Work item: Of the entries below, copy only those lines that contain the word "acmilan".

Supplied material:
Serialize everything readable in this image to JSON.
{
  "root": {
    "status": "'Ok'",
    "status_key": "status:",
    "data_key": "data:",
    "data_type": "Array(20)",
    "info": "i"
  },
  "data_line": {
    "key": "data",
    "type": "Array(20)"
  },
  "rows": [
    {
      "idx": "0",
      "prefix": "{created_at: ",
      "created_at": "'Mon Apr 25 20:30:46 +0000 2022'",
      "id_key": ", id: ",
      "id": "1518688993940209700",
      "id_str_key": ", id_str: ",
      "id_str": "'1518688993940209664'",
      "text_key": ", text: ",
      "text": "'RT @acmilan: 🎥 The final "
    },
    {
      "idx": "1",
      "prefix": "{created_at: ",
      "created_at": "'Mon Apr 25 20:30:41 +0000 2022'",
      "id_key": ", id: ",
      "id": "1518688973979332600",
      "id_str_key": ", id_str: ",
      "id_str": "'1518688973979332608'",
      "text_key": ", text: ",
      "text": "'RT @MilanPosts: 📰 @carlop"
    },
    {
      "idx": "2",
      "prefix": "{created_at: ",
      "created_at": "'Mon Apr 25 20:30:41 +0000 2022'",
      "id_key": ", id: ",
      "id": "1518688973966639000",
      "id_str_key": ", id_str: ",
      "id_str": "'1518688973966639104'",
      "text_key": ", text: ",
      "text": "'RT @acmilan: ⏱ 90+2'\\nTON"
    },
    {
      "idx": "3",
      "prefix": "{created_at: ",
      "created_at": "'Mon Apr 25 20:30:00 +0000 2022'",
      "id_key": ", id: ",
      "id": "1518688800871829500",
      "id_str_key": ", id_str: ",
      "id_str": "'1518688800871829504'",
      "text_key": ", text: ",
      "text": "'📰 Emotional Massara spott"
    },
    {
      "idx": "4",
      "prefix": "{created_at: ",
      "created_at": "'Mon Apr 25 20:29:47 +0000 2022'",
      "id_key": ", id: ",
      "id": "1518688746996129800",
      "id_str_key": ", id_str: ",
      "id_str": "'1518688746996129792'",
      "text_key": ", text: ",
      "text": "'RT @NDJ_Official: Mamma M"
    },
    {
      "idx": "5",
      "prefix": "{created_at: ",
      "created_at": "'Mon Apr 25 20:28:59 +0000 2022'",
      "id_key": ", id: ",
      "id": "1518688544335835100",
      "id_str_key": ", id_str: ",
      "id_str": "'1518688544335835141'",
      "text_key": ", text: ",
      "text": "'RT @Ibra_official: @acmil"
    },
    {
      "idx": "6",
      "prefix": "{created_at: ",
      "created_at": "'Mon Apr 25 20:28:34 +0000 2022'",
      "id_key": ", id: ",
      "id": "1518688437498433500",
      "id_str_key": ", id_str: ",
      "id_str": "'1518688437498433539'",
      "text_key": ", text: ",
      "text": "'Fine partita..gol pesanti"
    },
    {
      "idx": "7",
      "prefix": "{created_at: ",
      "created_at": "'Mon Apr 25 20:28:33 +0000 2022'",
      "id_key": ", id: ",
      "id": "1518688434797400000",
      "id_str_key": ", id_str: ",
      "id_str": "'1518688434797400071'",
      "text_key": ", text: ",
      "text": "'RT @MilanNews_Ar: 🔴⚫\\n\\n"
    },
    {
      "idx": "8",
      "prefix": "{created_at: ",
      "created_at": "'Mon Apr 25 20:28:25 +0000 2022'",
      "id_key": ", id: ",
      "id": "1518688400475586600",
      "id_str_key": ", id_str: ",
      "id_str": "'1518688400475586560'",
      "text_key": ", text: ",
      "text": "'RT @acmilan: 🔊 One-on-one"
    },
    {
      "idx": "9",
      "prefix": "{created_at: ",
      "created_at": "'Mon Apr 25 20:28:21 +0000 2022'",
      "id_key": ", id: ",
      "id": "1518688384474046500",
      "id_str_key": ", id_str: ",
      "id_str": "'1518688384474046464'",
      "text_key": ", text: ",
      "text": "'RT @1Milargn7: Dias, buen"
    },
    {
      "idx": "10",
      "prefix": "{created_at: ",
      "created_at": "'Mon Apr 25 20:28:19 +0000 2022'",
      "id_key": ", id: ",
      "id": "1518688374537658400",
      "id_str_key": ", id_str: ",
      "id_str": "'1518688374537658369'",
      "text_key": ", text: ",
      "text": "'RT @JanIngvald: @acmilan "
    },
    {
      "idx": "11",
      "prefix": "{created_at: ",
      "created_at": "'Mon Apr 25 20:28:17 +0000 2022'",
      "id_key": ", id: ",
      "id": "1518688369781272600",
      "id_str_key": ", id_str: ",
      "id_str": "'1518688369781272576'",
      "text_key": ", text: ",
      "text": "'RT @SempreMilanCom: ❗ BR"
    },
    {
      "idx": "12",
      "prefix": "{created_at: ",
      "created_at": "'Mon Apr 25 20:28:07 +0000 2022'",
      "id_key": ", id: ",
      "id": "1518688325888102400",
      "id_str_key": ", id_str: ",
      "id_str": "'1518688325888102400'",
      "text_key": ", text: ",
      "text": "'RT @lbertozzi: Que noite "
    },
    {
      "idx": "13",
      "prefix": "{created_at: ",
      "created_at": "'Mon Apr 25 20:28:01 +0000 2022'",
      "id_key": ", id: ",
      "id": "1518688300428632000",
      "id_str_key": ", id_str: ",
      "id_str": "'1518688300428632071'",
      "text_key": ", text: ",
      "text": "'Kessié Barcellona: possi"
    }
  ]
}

Solution to this exercise:
      "text": "'RT @acmilan: 🎥 The final "
      "text": "'RT @acmilan: ⏱ 90+2'\\nTON"
      "text": "'RT @acmilan: 🔊 One-on-one"
      "text": "'RT @JanIngvald: @acmilan "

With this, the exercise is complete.